Posted

HARRINGTON — At the Delaware State Fair, Gov. John Carney and Department of Natural Resources and Environmental Control Secretary Shawn M. Garvin honored three Delaware students as DNREC’s Young Environmentalists of the Year for their work to protect, restore or enhance our state’s natural resources.

DNREC's Volunteer of the Year and this year’s winner of the annual Youth Fishing Tournament were also congratulated.

“Every Delawarean, no matter their age, can have an impact in protecting and conserving our natural resources, while also raising awareness for environmental stewardship. At ages 9, 11 and 18, these three young people have taken a stand as environmental advocates who are already making a difference today for a better tomorrow,” Mr. Garvin said of the 2021 class of Young Environmentalists. “Today, we also recognize a volunteer who has had a long-term impact on DNREC’s emergency response mission and a young angler who caught the biggest fish in this year’s Youth Fishing Tournament, a conservation-minded event to introduce children to the joy of catching and releasing a fish.”

Young Environmentalist of the Year awardees were:

Elementary school

Rowan Smith, age 9, of Dover, independently formed a plant club in her third grade class at Benjamin Banneker Elementary School, Milford, and uses her recess time to lead nature walks and plant investigations, sharing facts she has learned from avidly reading and researching Delaware plants.

Middle school

Maggie Wieber, age 11, is very active as a third-year member in Kent County’s Peach Blossom 4-H Club, taking on projects involving wildlife, woodworking and community service.

Upon learning of a need for bat boxes at Killens Pond and Trap Pond state parks, Maggie researched plans, solicited funds from the Delaware 4-H Foundation to buy materials, developed kits with precut parts and enlisted eight fellow 4-H members to construct 10 boxes, which were donated to the two parks to provide nesting areas for these important insect-eaters. 

High school

Julia Rial, age 18, of Lewes, has planned beach cleanups in Sussex County, organized tree-plantings and made videos at James Farm Ecological Preserve, Ocean View, and founded the Delaware Youth chapter of Extinction Rebellion with her friend, Jade Carter, to work in her community on environmental issues and sustainability.

In February, for The Shepherd’s Office, Georgetown, an organization that helps the homeless and needy, the two girls gathered a dozen volunteers and organized a “sustainable free market” that collected five truckloads of usable goods, keeping the items out of landfills.

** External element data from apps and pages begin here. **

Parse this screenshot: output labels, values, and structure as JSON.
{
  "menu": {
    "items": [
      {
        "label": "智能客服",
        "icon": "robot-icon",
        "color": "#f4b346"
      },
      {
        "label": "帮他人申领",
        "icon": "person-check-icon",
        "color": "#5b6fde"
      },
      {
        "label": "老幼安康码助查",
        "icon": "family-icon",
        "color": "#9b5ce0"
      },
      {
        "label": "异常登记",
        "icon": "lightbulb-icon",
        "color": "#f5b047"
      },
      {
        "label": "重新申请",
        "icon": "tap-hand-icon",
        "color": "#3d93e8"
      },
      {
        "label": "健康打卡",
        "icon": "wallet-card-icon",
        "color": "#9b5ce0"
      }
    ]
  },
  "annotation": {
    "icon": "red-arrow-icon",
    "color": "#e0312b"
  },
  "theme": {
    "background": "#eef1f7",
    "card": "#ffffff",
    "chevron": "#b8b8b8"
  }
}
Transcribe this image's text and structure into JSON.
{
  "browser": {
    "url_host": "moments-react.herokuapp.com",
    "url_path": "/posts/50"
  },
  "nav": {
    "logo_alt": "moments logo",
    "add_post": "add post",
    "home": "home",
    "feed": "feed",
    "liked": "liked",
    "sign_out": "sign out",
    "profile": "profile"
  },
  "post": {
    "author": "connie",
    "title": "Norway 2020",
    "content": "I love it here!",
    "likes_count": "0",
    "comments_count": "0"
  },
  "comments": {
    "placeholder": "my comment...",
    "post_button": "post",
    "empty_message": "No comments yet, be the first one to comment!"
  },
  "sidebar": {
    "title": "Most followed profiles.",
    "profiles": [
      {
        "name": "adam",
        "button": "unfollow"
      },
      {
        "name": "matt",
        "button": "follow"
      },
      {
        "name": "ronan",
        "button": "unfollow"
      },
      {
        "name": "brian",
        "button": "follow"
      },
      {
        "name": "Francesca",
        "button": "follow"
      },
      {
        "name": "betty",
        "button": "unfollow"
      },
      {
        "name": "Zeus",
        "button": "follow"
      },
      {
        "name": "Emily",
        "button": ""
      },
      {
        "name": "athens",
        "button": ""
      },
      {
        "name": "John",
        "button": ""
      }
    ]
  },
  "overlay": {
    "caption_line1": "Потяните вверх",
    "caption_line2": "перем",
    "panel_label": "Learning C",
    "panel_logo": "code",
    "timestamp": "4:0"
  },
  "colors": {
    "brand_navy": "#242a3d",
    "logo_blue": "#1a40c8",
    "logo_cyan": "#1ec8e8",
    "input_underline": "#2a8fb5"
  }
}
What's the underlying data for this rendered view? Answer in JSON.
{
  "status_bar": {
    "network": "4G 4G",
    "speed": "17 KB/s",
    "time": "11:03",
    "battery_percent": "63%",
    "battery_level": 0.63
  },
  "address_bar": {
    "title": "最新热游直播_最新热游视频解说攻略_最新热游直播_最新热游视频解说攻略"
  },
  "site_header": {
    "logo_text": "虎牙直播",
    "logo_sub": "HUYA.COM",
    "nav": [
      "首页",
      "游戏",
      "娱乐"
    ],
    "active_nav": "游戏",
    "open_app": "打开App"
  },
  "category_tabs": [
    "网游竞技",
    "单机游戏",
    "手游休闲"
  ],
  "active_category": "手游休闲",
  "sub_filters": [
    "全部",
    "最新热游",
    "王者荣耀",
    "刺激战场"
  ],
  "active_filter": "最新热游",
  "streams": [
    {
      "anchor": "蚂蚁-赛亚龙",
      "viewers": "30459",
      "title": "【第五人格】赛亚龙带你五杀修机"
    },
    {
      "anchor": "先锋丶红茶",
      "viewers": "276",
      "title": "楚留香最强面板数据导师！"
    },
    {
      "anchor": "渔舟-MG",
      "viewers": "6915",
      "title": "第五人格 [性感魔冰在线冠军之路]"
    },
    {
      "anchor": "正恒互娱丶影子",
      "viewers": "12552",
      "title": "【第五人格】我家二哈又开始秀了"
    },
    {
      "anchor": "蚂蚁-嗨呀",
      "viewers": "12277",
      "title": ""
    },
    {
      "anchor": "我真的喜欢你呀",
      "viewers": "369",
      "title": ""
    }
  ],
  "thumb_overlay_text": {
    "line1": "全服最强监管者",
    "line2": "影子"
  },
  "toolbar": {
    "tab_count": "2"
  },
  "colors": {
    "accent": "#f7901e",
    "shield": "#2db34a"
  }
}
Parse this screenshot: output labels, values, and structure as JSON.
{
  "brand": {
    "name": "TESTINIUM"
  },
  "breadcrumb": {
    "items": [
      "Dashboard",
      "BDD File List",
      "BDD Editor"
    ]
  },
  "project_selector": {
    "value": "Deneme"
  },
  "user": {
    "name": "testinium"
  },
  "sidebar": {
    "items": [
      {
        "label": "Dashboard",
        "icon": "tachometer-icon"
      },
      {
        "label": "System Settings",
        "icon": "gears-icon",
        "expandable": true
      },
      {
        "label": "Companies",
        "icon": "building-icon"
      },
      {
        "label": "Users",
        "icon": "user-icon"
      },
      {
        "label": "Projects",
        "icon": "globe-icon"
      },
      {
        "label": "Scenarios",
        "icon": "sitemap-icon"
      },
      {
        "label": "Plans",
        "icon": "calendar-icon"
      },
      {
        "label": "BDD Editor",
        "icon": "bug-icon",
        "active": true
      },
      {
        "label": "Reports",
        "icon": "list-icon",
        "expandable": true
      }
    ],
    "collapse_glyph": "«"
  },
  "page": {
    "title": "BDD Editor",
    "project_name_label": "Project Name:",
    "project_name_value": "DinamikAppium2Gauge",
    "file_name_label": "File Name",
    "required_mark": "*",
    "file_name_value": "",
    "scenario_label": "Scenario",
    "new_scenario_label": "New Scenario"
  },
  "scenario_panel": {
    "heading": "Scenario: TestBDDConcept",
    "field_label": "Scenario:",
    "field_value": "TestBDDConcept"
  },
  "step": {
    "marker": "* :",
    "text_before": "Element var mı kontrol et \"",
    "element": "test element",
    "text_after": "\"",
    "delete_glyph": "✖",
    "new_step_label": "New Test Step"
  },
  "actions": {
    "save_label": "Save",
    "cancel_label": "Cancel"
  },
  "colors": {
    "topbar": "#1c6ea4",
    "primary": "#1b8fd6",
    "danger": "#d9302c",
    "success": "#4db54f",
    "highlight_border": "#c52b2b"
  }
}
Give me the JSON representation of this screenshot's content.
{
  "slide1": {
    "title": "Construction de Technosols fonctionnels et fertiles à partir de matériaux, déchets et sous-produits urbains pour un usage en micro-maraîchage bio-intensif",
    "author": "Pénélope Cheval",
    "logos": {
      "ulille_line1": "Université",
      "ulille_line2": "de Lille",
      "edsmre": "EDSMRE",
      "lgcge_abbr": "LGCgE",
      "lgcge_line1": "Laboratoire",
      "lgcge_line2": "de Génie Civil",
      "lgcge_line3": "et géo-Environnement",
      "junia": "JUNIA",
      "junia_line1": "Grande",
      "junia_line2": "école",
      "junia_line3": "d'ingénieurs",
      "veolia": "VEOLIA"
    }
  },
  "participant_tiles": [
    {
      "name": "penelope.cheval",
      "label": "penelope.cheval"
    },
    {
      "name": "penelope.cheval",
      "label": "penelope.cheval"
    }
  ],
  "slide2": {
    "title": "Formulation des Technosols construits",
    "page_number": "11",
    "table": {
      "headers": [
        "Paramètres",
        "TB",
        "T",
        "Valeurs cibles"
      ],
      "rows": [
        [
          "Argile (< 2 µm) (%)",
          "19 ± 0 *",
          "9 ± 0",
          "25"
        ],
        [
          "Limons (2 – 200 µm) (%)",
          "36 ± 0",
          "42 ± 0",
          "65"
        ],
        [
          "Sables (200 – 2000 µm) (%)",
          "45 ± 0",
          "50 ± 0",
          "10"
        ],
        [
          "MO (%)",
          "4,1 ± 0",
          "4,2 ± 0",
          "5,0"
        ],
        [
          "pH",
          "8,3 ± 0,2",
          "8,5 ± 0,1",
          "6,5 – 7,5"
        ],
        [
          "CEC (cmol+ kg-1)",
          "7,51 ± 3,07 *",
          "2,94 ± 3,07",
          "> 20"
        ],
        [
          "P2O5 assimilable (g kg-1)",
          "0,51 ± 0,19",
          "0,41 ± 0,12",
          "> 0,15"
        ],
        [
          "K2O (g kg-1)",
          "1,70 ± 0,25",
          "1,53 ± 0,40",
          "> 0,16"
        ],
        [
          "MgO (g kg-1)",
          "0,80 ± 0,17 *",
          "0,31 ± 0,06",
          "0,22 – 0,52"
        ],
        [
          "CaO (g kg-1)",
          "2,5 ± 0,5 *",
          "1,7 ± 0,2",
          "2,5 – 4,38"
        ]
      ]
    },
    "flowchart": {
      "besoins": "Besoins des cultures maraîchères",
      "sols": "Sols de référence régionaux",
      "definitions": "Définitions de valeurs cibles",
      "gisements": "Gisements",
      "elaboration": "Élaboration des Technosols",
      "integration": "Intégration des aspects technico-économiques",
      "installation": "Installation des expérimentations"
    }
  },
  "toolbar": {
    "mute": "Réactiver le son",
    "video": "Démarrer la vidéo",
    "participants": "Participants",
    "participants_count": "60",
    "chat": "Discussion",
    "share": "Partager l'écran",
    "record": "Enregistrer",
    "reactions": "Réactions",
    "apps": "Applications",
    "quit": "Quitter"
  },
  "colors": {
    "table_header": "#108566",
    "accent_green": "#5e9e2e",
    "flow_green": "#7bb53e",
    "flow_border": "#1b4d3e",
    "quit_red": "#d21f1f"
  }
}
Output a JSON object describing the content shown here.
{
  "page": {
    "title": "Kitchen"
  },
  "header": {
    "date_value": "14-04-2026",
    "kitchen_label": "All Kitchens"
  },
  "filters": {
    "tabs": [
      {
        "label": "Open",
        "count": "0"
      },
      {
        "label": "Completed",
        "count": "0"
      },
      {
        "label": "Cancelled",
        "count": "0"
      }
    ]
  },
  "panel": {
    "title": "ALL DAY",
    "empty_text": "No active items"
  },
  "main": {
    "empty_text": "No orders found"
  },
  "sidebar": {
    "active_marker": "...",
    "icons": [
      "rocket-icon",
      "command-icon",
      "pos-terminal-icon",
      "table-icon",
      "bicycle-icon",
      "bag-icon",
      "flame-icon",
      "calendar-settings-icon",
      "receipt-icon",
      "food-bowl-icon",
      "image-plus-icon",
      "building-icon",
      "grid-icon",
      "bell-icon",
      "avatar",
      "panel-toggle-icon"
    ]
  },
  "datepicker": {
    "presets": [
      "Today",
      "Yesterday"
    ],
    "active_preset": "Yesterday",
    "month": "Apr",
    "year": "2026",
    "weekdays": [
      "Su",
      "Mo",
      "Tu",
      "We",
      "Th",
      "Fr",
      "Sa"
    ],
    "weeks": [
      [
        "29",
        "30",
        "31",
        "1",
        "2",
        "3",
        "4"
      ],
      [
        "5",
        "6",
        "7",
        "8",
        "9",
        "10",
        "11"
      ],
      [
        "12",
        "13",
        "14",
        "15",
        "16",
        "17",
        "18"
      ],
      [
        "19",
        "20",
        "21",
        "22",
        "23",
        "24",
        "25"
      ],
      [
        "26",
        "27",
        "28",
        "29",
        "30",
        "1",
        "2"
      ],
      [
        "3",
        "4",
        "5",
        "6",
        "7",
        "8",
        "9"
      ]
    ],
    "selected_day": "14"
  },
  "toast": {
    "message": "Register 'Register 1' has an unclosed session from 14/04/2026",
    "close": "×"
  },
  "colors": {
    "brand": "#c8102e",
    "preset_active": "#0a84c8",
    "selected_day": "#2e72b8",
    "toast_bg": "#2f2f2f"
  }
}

The event also included hot lunches for 100 needy people donated by local businesses. 

Now in its 28th year, DNREC’s Young Environmentalist of the Year program recognizes Delaware students whose actions have helped protect, restore or enhance our natural resources by initiating an innovative project, practicing environmental stewardship, increasing public awareness or demonstrating environmental ethics. For more information, go online.